Under the new pilot project, the Integrated Cargo Security Strategy, any cargo arriving at the port must be screened upon arrival, which when cleared, will be free to move across the Canada-US border without the need for additional screening.
The program, part of the Beyond the Border Action plan signed by Canadian Prime Minister Stephen Harper and President Obama, was officially launched on Monday, however the project has been in operation since the start of October.
“The pilots that will be implemented under the Integrated Cargo Security Strategy are key to the ongoing efforts to facilitate legitimate trade while still maintaining our security mission at the border,” said US counsel general Anne Callaghan.

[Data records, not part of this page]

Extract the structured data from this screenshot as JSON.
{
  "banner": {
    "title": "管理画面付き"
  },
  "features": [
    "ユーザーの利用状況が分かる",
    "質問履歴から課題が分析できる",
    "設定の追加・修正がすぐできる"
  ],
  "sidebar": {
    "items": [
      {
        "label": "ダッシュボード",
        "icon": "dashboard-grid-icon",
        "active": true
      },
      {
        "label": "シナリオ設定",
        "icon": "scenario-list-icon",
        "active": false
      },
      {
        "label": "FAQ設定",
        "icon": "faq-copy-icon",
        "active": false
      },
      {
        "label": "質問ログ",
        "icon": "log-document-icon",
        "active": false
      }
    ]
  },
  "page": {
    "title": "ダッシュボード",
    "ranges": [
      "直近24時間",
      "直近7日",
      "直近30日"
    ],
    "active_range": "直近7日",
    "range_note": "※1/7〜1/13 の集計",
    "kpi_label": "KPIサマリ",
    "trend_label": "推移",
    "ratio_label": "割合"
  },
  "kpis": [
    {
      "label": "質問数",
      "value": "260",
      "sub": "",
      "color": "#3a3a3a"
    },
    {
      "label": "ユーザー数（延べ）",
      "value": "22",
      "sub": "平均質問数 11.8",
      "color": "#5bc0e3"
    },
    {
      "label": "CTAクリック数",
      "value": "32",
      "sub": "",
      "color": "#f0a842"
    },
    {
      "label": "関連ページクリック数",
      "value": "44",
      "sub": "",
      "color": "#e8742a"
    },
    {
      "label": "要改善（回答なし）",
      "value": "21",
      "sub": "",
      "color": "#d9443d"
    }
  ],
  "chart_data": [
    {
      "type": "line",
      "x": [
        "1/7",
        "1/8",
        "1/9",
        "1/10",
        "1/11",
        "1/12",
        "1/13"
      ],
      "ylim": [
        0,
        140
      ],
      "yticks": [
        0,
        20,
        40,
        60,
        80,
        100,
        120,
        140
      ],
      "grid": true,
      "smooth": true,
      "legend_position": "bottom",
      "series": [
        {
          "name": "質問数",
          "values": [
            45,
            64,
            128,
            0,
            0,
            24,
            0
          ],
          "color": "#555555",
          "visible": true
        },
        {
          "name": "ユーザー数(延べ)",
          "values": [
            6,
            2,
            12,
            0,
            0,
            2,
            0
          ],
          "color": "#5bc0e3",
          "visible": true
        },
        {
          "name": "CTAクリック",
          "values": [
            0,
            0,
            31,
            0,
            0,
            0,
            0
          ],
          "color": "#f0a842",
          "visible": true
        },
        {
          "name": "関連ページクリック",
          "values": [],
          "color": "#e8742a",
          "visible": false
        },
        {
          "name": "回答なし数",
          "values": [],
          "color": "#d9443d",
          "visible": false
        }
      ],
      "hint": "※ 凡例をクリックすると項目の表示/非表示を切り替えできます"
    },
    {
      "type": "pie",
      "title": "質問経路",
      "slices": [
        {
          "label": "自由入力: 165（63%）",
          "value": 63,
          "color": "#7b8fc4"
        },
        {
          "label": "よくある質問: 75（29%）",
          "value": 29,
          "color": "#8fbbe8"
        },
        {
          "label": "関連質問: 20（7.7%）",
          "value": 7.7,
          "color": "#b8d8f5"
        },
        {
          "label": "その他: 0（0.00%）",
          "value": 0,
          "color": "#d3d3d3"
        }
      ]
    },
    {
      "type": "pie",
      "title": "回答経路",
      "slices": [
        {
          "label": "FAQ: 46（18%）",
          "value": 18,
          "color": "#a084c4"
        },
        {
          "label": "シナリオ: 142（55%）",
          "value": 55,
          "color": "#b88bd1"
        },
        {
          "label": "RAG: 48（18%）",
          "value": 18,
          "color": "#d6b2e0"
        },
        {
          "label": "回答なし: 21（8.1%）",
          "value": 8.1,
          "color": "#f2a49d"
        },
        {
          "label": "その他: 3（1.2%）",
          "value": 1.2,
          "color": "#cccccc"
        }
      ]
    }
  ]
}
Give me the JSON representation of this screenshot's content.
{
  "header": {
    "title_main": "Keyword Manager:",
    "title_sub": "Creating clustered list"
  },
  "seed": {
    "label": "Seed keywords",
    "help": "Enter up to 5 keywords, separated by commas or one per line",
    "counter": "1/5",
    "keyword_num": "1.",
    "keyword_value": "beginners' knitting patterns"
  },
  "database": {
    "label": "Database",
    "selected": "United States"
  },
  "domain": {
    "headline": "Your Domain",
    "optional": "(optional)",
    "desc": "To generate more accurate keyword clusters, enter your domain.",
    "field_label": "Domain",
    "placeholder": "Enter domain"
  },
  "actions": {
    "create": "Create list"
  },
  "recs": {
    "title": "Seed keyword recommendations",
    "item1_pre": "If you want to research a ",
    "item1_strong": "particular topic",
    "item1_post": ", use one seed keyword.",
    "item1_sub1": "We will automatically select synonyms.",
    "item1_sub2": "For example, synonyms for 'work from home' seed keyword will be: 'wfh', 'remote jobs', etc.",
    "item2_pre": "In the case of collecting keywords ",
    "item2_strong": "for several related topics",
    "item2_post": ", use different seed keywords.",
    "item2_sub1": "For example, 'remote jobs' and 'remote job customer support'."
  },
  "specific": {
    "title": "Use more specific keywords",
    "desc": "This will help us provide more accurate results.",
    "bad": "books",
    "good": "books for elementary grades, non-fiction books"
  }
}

“Harmonization of the cargo screening processes between the United States and Canada should result in a more efficient and secured supply chain and increased competitive economic posture,” she added.
The primary focus of the project will be cargo arriving at the port destined for the US by rail, which will be subjected to both a risk assessment by the US National Targeting Centre (NTC) and an examination by the Canada Border Services Agency (CBSA) on behalf of US Customs and Border Protection (US CBP) for security and contraband.
Border officials will be able to monitor cargo that has undergone the screening process by referring to information on cargo bolt seals.